So I hope you’ve had a chance to read about uploading into Azure Storage with Aspera.  So how does that tie in here?  Well, the first thing you’ll notice is that the above is a blocking call because of the upload.  You can also create an asset in three steps:

  1. Create an Empty Asset
  2. Upload a file to the storage container
  3. Update the asset to included the added files.

To create an empty asset, it’s a simple call:

IAsset inputAsset = context.Assets.CreateEmptyAsset(“assetName”, AssetCreationOptions.None);

At this point, you’ll want to add a file to it.  If you are not using our SDK to do the uploads as part of the create call, you can just get a SAS url for the asset container, add your file name to it and do a PUT on it.  The Azure Storage REST Api will process that and create a file for you.

Here’s how to get that SAS UploadUri:

IAccessPolicy writePolicy = context.AccessPolicies.Create(“Policy For Copying”, TimeSpan.FromMinutes(estimatedUploadMaxTime), AccessPermissions.Write | AccessPermissions.List);

ILocator destinationLocator = context.Locators.CreateSasLocator(asset, writePolicy, DateTime.UtcNow.AddMinutes(-5));

Uri uploadUri = newUri(destinationLocator.Path);

Now you can craft your own HttpRequest from the uploadUri, add you filename and you’re in full control.  Skip over the Aspera bit if that’s not for you, but you do need to do a final step, so read on.

So where does Aspera come in?

Well that uploadUri’s first Uri segment will be the asset contianer name, in the form: asset_guid.  You can now browse to the asset container name using the Aspera Desktop Client and upload that 3Gig file at blazing fast speeds.  Soon you’ll be using the Aspera SDK to script all that and you’ll really be off to the races.

Another upload option is the Azure Storage CloudBlob class, which can upload for you.

Once the file is in storage, either with an HttpRequest or Aspera, or the Azure Storage SDK, you need to let the Media Services know that you’ve added files that it isn’t aware of.  To Media Services, that is still an empty asset.

asset.Publish();

Under the hood, this is enumerating the files in the asset container, creating IFileInfo objects for each file and adding these to the asset in our databases.

That .Publish call is another tricky call which we’ve found doesn’t cover all the user scenarios properly.  I’ll blog about how to ‘do this right’ when the next Media Services SDK comes out.
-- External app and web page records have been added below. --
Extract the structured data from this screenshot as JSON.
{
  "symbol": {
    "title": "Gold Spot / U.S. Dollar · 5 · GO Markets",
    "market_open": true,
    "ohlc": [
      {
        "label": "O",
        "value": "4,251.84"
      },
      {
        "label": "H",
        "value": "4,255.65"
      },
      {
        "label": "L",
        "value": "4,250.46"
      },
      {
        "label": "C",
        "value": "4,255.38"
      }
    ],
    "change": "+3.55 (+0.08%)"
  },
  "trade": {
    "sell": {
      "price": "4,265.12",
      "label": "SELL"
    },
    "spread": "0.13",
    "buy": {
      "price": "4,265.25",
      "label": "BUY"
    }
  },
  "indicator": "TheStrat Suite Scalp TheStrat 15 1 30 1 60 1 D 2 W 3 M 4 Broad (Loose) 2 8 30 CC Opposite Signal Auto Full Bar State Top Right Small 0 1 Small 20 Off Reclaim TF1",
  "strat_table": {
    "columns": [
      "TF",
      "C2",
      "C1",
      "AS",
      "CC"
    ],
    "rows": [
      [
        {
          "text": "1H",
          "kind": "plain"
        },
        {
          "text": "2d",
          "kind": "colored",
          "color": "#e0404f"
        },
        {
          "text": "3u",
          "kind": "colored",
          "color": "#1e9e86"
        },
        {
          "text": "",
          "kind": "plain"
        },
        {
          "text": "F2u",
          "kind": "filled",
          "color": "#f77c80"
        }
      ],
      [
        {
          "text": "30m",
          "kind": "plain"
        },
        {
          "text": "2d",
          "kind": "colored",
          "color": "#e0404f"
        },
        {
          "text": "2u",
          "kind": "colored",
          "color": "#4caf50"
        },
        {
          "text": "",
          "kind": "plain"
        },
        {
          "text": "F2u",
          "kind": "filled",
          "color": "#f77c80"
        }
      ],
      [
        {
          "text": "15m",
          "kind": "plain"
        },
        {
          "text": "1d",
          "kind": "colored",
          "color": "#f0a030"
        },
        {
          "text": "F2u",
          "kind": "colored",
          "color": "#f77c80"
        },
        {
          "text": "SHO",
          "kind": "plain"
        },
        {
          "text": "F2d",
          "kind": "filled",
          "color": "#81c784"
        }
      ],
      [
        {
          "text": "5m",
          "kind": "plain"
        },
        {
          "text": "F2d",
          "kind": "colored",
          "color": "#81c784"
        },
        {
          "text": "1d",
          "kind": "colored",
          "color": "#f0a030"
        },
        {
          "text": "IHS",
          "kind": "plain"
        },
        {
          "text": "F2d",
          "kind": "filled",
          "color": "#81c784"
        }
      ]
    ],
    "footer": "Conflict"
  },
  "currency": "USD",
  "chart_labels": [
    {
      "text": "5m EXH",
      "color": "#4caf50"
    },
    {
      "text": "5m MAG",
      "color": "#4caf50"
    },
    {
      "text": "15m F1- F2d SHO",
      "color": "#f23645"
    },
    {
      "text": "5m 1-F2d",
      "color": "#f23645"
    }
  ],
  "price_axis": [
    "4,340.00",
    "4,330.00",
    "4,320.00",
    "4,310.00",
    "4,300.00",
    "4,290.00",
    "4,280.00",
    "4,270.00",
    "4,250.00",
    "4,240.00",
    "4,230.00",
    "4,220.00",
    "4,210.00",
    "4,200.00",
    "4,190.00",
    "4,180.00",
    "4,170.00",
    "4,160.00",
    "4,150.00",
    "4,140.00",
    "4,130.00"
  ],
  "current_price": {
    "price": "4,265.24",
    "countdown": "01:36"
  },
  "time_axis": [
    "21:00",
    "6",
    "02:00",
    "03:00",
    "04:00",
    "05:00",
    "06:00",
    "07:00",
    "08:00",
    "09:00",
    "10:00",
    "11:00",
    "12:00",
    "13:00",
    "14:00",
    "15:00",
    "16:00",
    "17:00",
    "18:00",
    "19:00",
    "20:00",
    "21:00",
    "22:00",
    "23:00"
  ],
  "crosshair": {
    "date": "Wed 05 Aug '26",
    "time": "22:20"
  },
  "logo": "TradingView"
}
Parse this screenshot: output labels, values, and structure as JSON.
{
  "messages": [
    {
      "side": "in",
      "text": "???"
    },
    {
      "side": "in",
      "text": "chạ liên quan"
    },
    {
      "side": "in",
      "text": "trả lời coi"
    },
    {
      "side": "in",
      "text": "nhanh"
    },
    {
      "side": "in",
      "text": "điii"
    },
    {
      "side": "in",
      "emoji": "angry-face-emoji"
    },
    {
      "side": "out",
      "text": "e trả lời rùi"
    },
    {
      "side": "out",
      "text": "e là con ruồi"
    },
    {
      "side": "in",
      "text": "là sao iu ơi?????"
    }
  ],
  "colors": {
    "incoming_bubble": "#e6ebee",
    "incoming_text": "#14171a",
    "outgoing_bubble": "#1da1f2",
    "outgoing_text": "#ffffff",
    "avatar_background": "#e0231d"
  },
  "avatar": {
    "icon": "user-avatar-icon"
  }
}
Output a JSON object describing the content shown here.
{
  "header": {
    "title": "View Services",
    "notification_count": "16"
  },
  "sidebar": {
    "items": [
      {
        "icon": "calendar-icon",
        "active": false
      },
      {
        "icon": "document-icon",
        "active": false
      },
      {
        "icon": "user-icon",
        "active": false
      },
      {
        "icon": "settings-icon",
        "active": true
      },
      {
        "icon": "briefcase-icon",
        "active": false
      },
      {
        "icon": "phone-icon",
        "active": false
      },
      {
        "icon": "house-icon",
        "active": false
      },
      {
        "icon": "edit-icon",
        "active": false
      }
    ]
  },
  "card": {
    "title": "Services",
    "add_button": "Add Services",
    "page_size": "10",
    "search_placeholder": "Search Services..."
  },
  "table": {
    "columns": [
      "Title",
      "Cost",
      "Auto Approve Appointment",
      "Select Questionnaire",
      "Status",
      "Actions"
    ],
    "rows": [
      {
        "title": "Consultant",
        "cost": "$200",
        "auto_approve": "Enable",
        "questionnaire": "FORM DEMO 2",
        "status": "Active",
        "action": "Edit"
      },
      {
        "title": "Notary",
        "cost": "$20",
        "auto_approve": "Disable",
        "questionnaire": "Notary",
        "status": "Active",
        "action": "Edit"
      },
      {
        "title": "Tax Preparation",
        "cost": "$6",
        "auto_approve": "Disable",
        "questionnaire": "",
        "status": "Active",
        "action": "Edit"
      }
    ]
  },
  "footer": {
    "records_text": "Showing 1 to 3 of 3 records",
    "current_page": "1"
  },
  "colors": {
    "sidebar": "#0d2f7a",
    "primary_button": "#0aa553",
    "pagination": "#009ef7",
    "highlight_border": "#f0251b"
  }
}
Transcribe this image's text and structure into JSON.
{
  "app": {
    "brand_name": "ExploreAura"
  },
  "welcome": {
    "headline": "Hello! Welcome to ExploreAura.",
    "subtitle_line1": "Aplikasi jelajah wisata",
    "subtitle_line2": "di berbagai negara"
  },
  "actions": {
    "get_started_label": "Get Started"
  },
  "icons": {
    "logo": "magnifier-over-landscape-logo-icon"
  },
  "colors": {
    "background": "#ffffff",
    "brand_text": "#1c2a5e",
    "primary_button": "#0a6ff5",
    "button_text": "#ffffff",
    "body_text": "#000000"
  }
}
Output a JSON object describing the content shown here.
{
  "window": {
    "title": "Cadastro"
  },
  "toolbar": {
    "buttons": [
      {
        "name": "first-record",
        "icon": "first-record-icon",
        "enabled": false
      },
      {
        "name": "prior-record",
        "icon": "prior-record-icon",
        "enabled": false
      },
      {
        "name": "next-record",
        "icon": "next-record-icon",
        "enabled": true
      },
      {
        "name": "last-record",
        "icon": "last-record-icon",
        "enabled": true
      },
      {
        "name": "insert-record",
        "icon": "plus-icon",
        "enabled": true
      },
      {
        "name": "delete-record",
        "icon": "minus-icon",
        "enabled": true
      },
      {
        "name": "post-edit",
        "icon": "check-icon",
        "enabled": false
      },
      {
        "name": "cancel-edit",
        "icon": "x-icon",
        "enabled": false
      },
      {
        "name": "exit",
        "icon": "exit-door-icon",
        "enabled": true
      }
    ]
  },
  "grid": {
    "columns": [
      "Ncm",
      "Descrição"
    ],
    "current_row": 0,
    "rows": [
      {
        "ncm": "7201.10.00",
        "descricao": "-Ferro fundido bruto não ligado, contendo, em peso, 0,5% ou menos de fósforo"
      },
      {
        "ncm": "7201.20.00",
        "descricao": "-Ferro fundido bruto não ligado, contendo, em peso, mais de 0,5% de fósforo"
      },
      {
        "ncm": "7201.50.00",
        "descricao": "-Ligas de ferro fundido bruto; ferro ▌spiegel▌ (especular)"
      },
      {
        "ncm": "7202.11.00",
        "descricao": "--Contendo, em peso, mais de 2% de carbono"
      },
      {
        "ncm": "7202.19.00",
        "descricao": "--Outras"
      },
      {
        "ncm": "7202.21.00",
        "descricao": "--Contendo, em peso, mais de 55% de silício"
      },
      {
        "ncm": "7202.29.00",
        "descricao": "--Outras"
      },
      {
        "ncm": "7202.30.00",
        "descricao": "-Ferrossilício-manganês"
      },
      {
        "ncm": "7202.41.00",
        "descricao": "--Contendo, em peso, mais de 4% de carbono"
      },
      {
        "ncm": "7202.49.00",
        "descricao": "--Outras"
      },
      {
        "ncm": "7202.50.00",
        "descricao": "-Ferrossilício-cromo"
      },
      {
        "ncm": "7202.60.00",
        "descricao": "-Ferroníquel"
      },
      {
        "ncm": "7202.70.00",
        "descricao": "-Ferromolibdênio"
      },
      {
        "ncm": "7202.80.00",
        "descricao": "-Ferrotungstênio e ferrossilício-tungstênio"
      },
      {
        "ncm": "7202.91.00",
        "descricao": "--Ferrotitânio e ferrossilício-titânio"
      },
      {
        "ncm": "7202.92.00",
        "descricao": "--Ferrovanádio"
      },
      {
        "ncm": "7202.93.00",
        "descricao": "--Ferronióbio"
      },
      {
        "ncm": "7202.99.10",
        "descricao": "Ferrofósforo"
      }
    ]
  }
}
We covered how to add an asset and populate it with a file in this post.  There are several variations on doing this, which make more sense when they are taken in context of a larger application or workflow.  I’m just trying to build a base that I can refer back to later.

Posted in Windows Azure Media Services | Tagged | 3 Comments